### Data shown
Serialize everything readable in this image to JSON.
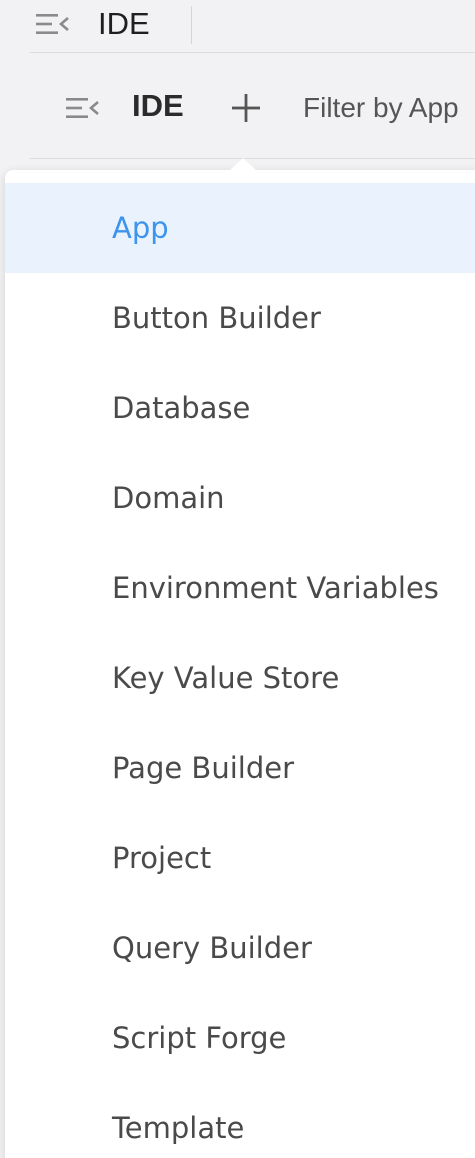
{
  "header": {
    "title": "IDE"
  },
  "toolbar": {
    "title": "IDE",
    "filter_label": "Filter by App"
  },
  "dropdown": {
    "selected": "App",
    "options": [
      "App",
      "Button Builder",
      "Database",
      "Domain",
      "Environment Variables",
      "Key Value Store",
      "Page Builder",
      "Project",
      "Query Builder",
      "Script Forge",
      "Template"
    ]
  },
  "colors": {
    "accent": "#3d94ee",
    "selected_bg": "#e9f2fd",
    "page_bg": "#f2f2f4",
    "text": "#4a4a4a"
  },
  "icons": {
    "menu": "menu-collapse-icon",
    "add": "plus-icon"
  }
}
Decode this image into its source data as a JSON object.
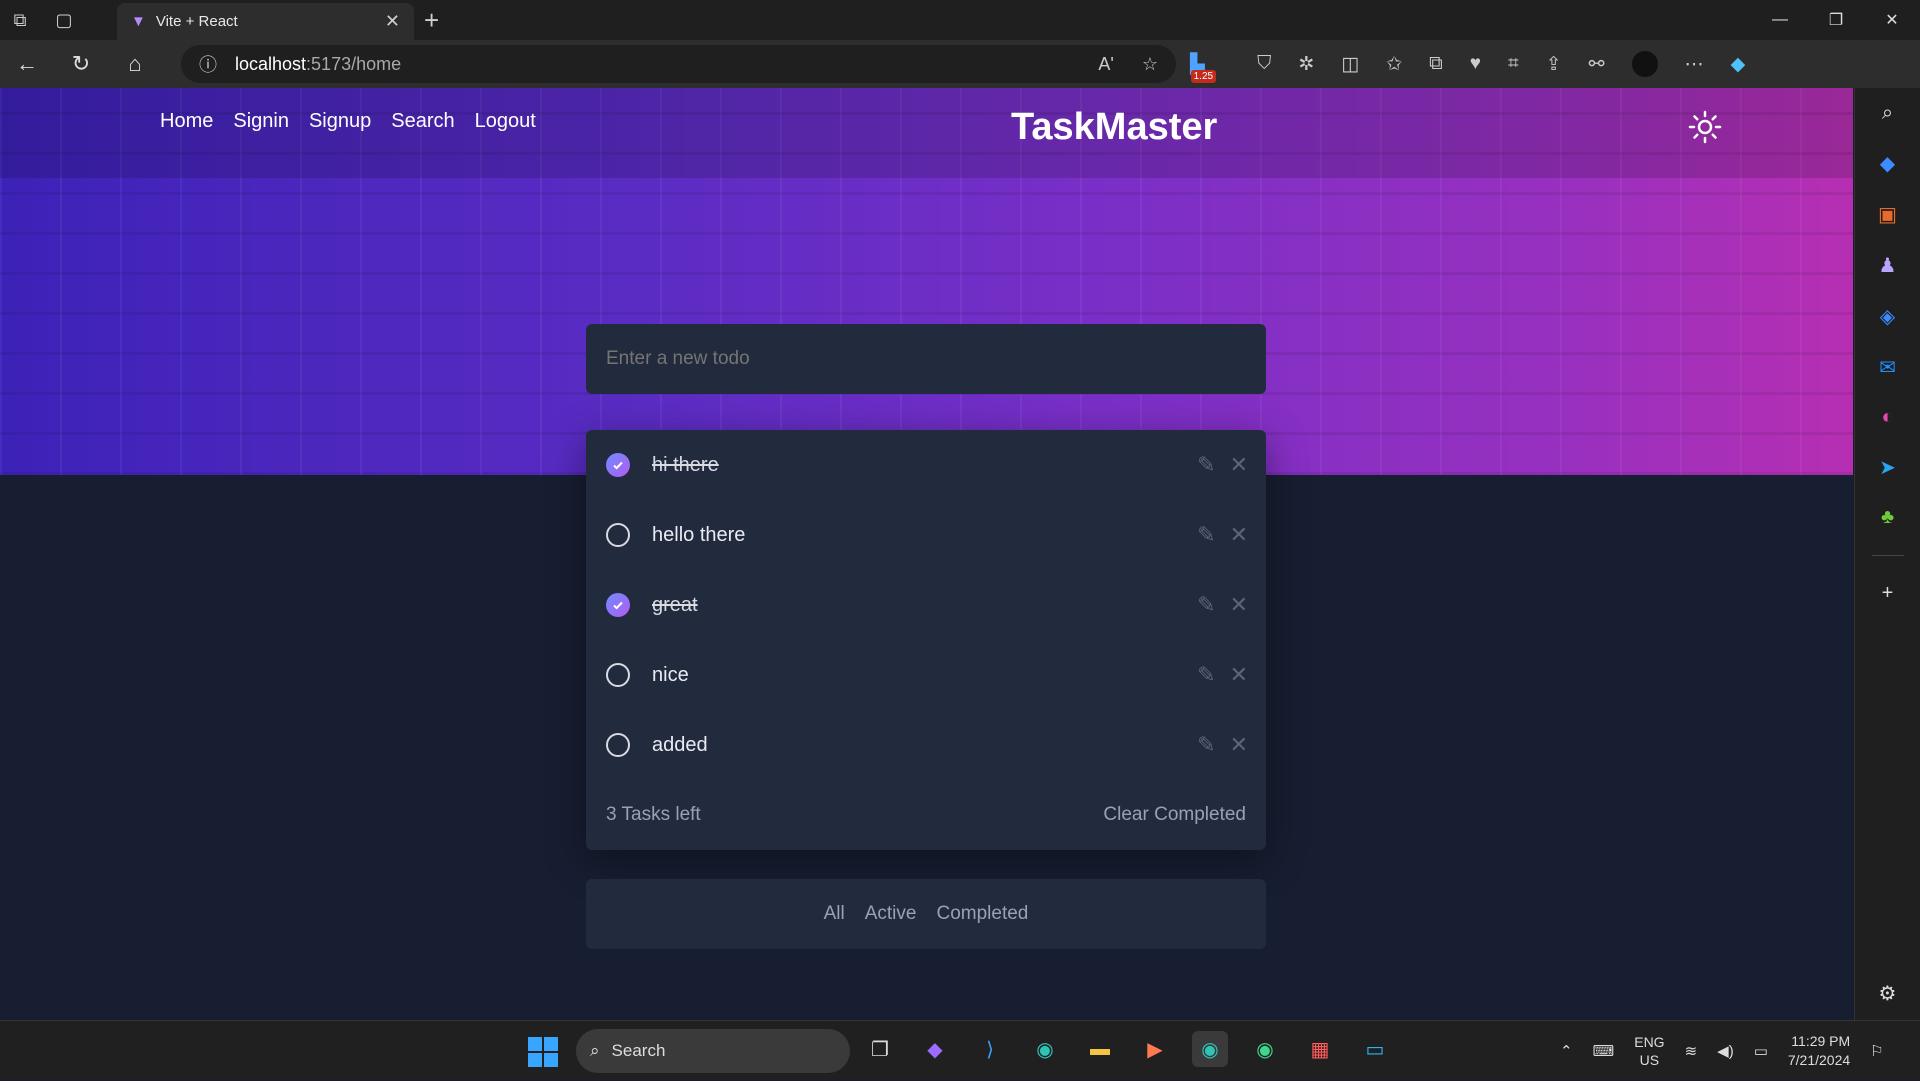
{
  "browser": {
    "tab_title": "Vite + React",
    "url_host": "localhost",
    "url_path": ":5173/home",
    "extension_badge": "1.25"
  },
  "app": {
    "nav": [
      "Home",
      "Signin",
      "Signup",
      "Search",
      "Logout"
    ],
    "brand": "TaskMaster",
    "input_placeholder": "Enter a new todo",
    "todos": [
      {
        "text": "hi there",
        "completed": true
      },
      {
        "text": "hello there",
        "completed": false
      },
      {
        "text": "great",
        "completed": true
      },
      {
        "text": "nice",
        "completed": false
      },
      {
        "text": "added",
        "completed": false
      }
    ],
    "tasks_left": "3 Tasks left",
    "clear_completed": "Clear Completed",
    "filters": [
      "All",
      "Active",
      "Completed"
    ]
  },
  "taskbar": {
    "search_placeholder": "Search",
    "lang_top": "ENG",
    "lang_bottom": "US",
    "time": "11:29 PM",
    "date": "7/21/2024"
  },
  "colors": {
    "accent": "#a65cf0",
    "card": "#222a3d",
    "page_bg": "#171e31"
  }
}
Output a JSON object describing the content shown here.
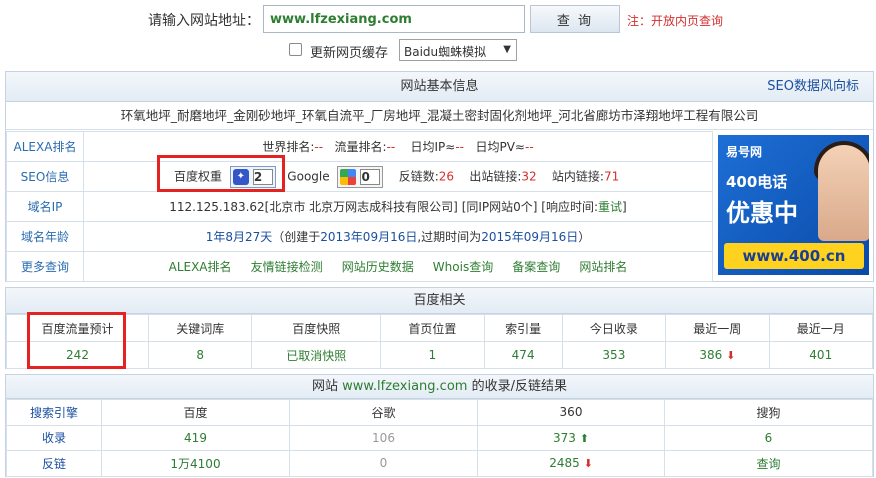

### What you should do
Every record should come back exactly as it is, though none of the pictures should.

### Answer for the task
Serialize everything readable in this image to JSON.
{
  "header": {
    "title": "IDE"
  },
  "toolbar": {
    "title": "IDE",
    "filter_label": "Filter by App"
  },
  "dropdown": {
    "selected": "App",
    "options": [
      "App",
      "Button Builder",
      "Database",
      "Domain",
      "Environment Variables",
      "Key Value Store",
      "Page Builder",
      "Project",
      "Query Builder",
      "Script Forge",
      "Template"
    ]
  },
  "colors": {
    "accent": "#3d94ee",
    "selected_bg": "#e9f2fd",
    "page_bg": "#f2f2f4",
    "text": "#4a4a4a"
  },
  "icons": {
    "menu": "menu-collapse-icon",
    "add": "plus-icon"
  }
}
Decode this image into its source data as a JSON object.
{
  "browser": {
    "tab_title": "Vite + React",
    "url_host": "localhost",
    "url_path": ":5173/home",
    "extension_badge": "1.25"
  },
  "app": {
    "nav": [
      "Home",
      "Signin",
      "Signup",
      "Search",
      "Logout"
    ],
    "brand": "TaskMaster",
    "input_placeholder": "Enter a new todo",
    "todos": [
      {
        "text": "hi there",
        "completed": true
      },
      {
        "text": "hello there",
        "completed": false
      },
      {
        "text": "great",
        "completed": true
      },
      {
        "text": "nice",
        "completed": false
      },
      {
        "text": "added",
        "completed": false
      }
    ],
    "tasks_left": "3 Tasks left",
    "clear_completed": "Clear Completed",
    "filters": [
      "All",
      "Active",
      "Completed"
    ]
  },
  "taskbar": {
    "search_placeholder": "Search",
    "lang_top": "ENG",
    "lang_bottom": "US",
    "time": "11:29 PM",
    "date": "7/21/2024"
  },
  "colors": {
    "accent": "#a65cf0",
    "card": "#222a3d",
    "page_bg": "#171e31"
  }
}
Output a JSON object describing the content shown here.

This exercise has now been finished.